WORK REQUIRED:
Without changing a thing, reproduce the entire listing and leave out its pictures.

##### DATA EXTRACTS

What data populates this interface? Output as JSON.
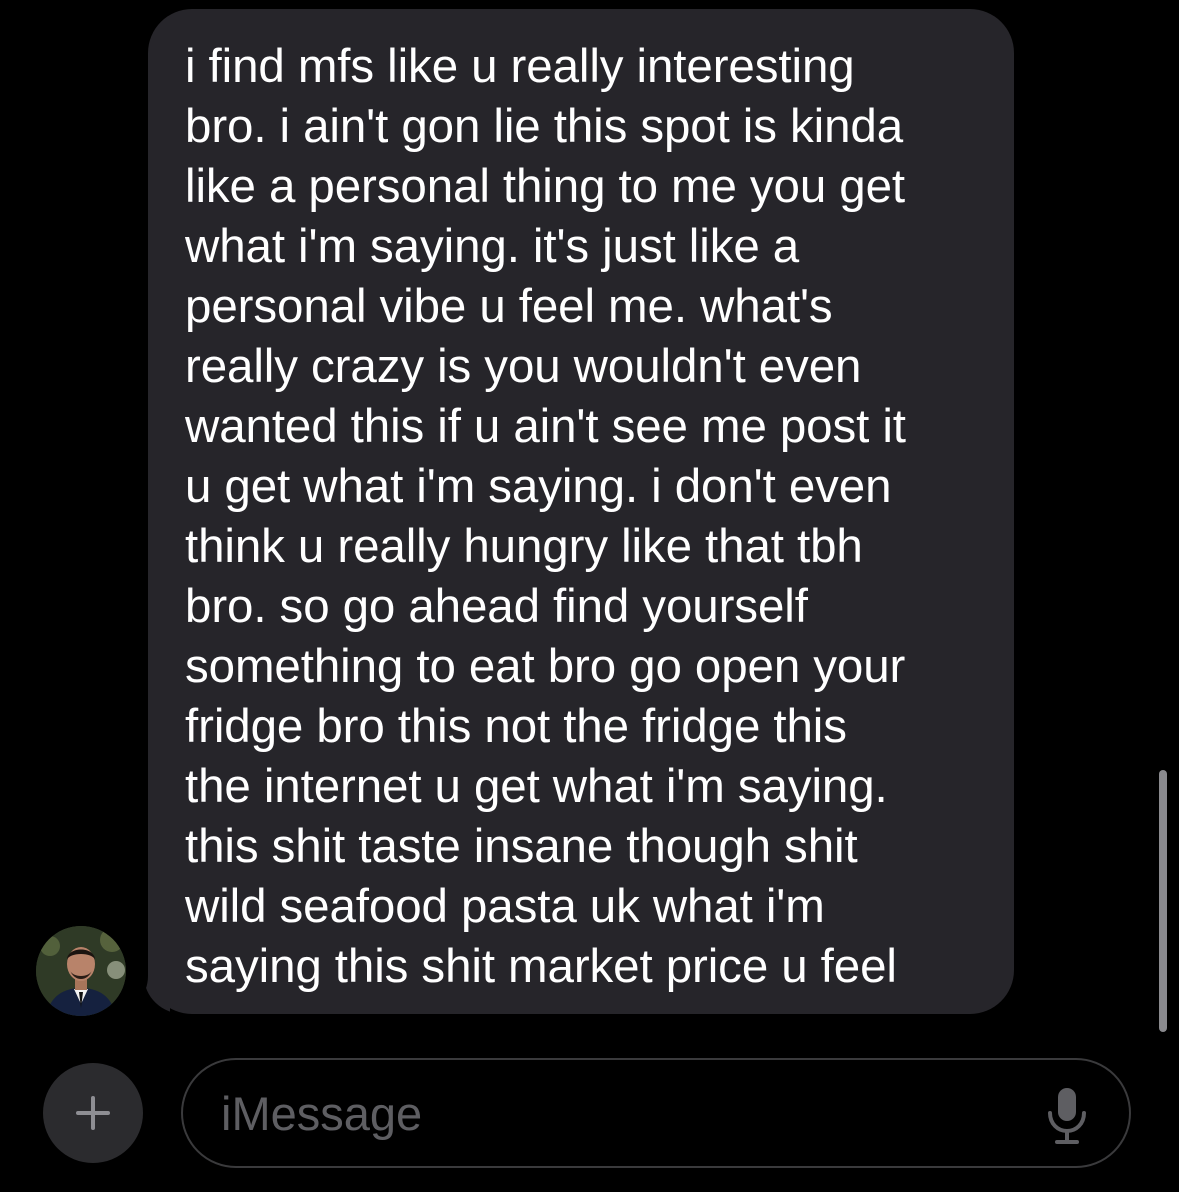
{
  "message": {
    "lines": [
      "i find mfs like u really interesting",
      "bro. i ain't gon lie this spot is kinda",
      "like a personal thing to me you get",
      "what i'm saying. it's just like a",
      "personal vibe u feel me. what's",
      "really crazy is you wouldn't even",
      "wanted this if u ain't see me post it",
      "u get what i'm saying. i don't even",
      "think u really hungry like that tbh",
      "bro. so go ahead find yourself",
      "something to eat bro go open your",
      "fridge bro this not the fridge this",
      "the internet u get what i'm saying.",
      "this shit taste insane though shit",
      "wild seafood pasta uk what i'm",
      "saying this shit market price u feel"
    ],
    "bubble_color": "#26252a",
    "text_color": "#ffffff"
  },
  "sender": {
    "avatar_icon": "profile-photo"
  },
  "composer": {
    "plus_icon": "plus-icon",
    "placeholder": "iMessage",
    "mic_icon": "microphone-icon"
  },
  "colors": {
    "background": "#000000",
    "placeholder": "#5e5e62",
    "field_border": "#3a3a3c"
  }
}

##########

YOUR RESPONSE:
What data populates this interface? Output as JSON.
{
  "message": {
    "lines": [
      "i find mfs like u really interesting",
      "bro. i ain't gon lie this spot is kinda",
      "like a personal thing to me you get",
      "what i'm saying. it's just like a",
      "personal vibe u feel me. what's",
      "really crazy is you wouldn't even",
      "wanted this if u ain't see me post it",
      "u get what i'm saying. i don't even",
      "think u really hungry like that tbh",
      "bro. so go ahead find yourself",
      "something to eat bro go open your",
      "fridge bro this not the fridge this",
      "the internet u get what i'm saying.",
      "this shit taste insane though shit",
      "wild seafood pasta uk what i'm",
      "saying this shit market price u feel"
    ],
    "bubble_color": "#26252a",
    "text_color": "#ffffff"
  },
  "sender": {
    "avatar_icon": "profile-photo"
  },
  "composer": {
    "plus_icon": "plus-icon",
    "placeholder": "iMessage",
    "mic_icon": "microphone-icon"
  },
  "colors": {
    "background": "#000000",
    "placeholder": "#5e5e62",
    "field_border": "#3a3a3c"
  }
}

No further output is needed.